**Task statement**
Would you give all of the records again, exactly as they read?
*** Data section Section Begins ***
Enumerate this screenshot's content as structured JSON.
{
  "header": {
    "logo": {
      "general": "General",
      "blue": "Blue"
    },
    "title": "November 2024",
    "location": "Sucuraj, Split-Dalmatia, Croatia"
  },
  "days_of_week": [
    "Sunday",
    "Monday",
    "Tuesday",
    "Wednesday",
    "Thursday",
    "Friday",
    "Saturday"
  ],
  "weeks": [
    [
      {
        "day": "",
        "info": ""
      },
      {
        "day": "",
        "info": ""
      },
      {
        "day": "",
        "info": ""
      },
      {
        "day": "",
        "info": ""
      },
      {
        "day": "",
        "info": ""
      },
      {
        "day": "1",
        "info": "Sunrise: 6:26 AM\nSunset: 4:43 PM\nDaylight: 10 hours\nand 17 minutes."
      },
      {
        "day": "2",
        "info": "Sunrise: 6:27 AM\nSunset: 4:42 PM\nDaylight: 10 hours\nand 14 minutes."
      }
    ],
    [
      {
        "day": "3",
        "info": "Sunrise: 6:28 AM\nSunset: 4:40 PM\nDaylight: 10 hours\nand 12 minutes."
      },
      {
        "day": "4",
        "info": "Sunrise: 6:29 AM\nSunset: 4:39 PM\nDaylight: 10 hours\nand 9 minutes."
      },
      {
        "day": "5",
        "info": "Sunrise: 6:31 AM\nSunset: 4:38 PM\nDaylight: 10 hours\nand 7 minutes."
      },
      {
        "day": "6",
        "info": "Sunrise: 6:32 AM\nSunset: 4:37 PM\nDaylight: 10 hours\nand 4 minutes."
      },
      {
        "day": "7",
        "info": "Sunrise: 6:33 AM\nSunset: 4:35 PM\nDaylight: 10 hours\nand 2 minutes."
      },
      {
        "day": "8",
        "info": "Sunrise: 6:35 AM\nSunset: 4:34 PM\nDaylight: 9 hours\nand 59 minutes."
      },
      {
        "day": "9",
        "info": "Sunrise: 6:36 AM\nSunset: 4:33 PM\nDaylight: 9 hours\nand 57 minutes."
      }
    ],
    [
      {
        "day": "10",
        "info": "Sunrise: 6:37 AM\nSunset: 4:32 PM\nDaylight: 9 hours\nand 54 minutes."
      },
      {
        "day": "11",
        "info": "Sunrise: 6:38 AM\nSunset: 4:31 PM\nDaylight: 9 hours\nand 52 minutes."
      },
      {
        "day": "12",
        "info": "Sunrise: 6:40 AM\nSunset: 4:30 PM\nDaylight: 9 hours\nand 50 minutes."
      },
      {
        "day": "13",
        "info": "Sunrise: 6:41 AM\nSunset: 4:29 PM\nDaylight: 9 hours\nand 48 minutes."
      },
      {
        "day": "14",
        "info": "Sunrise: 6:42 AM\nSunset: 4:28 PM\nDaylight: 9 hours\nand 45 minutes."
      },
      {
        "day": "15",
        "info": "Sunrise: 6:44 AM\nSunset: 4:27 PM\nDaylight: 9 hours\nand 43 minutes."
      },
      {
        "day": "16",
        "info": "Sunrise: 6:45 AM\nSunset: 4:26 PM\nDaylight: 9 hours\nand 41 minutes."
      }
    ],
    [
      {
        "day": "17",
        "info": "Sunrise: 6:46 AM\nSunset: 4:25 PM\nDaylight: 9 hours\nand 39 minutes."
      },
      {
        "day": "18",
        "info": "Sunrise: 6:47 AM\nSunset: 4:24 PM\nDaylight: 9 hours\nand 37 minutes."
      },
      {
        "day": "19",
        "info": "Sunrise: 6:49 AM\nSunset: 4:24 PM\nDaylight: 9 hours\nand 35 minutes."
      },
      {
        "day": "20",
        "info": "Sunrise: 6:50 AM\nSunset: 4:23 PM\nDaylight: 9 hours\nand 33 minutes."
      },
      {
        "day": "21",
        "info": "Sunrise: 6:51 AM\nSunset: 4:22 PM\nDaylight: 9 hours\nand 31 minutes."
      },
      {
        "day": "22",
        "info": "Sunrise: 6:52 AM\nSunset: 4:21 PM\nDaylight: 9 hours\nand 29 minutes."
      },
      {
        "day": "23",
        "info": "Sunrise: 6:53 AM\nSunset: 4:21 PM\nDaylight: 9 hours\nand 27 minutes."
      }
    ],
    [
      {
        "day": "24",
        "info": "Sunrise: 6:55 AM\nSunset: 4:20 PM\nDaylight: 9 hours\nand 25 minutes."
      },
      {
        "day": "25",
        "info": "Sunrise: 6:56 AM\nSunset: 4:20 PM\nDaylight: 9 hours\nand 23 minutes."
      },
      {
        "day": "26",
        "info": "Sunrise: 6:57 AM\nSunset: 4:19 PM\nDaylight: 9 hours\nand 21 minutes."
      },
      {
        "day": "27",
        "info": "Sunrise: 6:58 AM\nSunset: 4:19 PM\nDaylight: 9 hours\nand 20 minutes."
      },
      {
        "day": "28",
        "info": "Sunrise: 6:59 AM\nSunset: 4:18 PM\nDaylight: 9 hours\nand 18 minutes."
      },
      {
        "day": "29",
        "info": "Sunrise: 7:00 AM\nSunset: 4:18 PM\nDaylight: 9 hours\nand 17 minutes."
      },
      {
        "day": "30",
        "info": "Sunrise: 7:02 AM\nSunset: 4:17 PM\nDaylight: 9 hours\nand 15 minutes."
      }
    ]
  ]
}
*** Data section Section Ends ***
**Expected output**
Enumerate this screenshot's content as structured JSON.
{
  "header": {
    "logo": {
      "general": "General",
      "blue": "Blue"
    },
    "title": "November 2024",
    "location": "Sucuraj, Split-Dalmatia, Croatia"
  },
  "days_of_week": [
    "Sunday",
    "Monday",
    "Tuesday",
    "Wednesday",
    "Thursday",
    "Friday",
    "Saturday"
  ],
  "weeks": [
    [
      {
        "day": "",
        "info": ""
      },
      {
        "day": "",
        "info": ""
      },
      {
        "day": "",
        "info": ""
      },
      {
        "day": "",
        "info": ""
      },
      {
        "day": "",
        "info": ""
      },
      {
        "day": "1",
        "info": "Sunrise: 6:26 AM\nSunset: 4:43 PM\nDaylight: 10 hours\nand 17 minutes."
      },
      {
        "day": "2",
        "info": "Sunrise: 6:27 AM\nSunset: 4:42 PM\nDaylight: 10 hours\nand 14 minutes."
      }
    ],
    [
      {
        "day": "3",
        "info": "Sunrise: 6:28 AM\nSunset: 4:40 PM\nDaylight: 10 hours\nand 12 minutes."
      },
      {
        "day": "4",
        "info": "Sunrise: 6:29 AM\nSunset: 4:39 PM\nDaylight: 10 hours\nand 9 minutes."
      },
      {
        "day": "5",
        "info": "Sunrise: 6:31 AM\nSunset: 4:38 PM\nDaylight: 10 hours\nand 7 minutes."
      },
      {
        "day": "6",
        "info": "Sunrise: 6:32 AM\nSunset: 4:37 PM\nDaylight: 10 hours\nand 4 minutes."
      },
      {
        "day": "7",
        "info": "Sunrise: 6:33 AM\nSunset: 4:35 PM\nDaylight: 10 hours\nand 2 minutes."
      },
      {
        "day": "8",
        "info": "Sunrise: 6:35 AM\nSunset: 4:34 PM\nDaylight: 9 hours\nand 59 minutes."
      },
      {
        "day": "9",
        "info": "Sunrise: 6:36 AM\nSunset: 4:33 PM\nDaylight: 9 hours\nand 57 minutes."
      }
    ],
    [
      {
        "day": "10",
        "info": "Sunrise: 6:37 AM\nSunset: 4:32 PM\nDaylight: 9 hours\nand 54 minutes."
      },
      {
        "day": "11",
        "info": "Sunrise: 6:38 AM\nSunset: 4:31 PM\nDaylight: 9 hours\nand 52 minutes."
      },
      {
        "day": "12",
        "info": "Sunrise: 6:40 AM\nSunset: 4:30 PM\nDaylight: 9 hours\nand 50 minutes."
      },
      {
        "day": "13",
        "info": "Sunrise: 6:41 AM\nSunset: 4:29 PM\nDaylight: 9 hours\nand 48 minutes."
      },
      {
        "day": "14",
        "info": "Sunrise: 6:42 AM\nSunset: 4:28 PM\nDaylight: 9 hours\nand 45 minutes."
      },
      {
        "day": "15",
        "info": "Sunrise: 6:44 AM\nSunset: 4:27 PM\nDaylight: 9 hours\nand 43 minutes."
      },
      {
        "day": "16",
        "info": "Sunrise: 6:45 AM\nSunset: 4:26 PM\nDaylight: 9 hours\nand 41 minutes."
      }
    ],
    [
      {
        "day": "17",
        "info": "Sunrise: 6:46 AM\nSunset: 4:25 PM\nDaylight: 9 hours\nand 39 minutes."
      },
      {
        "day": "18",
        "info": "Sunrise: 6:47 AM\nSunset: 4:24 PM\nDaylight: 9 hours\nand 37 minutes."
      },
      {
        "day": "19",
        "info": "Sunrise: 6:49 AM\nSunset: 4:24 PM\nDaylight: 9 hours\nand 35 minutes."
      },
      {
        "day": "20",
        "info": "Sunrise: 6:50 AM\nSunset: 4:23 PM\nDaylight: 9 hours\nand 33 minutes."
      },
      {
        "day": "21",
        "info": "Sunrise: 6:51 AM\nSunset: 4:22 PM\nDaylight: 9 hours\nand 31 minutes."
      },
      {
        "day": "22",
        "info": "Sunrise: 6:52 AM\nSunset: 4:21 PM\nDaylight: 9 hours\nand 29 minutes."
      },
      {
        "day": "23",
        "info": "Sunrise: 6:53 AM\nSunset: 4:21 PM\nDaylight: 9 hours\nand 27 minutes."
      }
    ],
    [
      {
        "day": "24",
        "info": "Sunrise: 6:55 AM\nSunset: 4:20 PM\nDaylight: 9 hours\nand 25 minutes."
      },
      {
        "day": "25",
        "info": "Sunrise: 6:56 AM\nSunset: 4:20 PM\nDaylight: 9 hours\nand 23 minutes."
      },
      {
        "day": "26",
        "info": "Sunrise: 6:57 AM\nSunset: 4:19 PM\nDaylight: 9 hours\nand 21 minutes."
      },
      {
        "day": "27",
        "info": "Sunrise: 6:58 AM\nSunset: 4:19 PM\nDaylight: 9 hours\nand 20 minutes."
      },
      {
        "day": "28",
        "info": "Sunrise: 6:59 AM\nSunset: 4:18 PM\nDaylight: 9 hours\nand 18 minutes."
      },
      {
        "day": "29",
        "info": "Sunrise: 7:00 AM\nSunset: 4:18 PM\nDaylight: 9 hours\nand 17 minutes."
      },
      {
        "day": "30",
        "info": "Sunrise: 7:02 AM\nSunset: 4:17 PM\nDaylight: 9 hours\nand 15 minutes."
      }
    ]
  ]
}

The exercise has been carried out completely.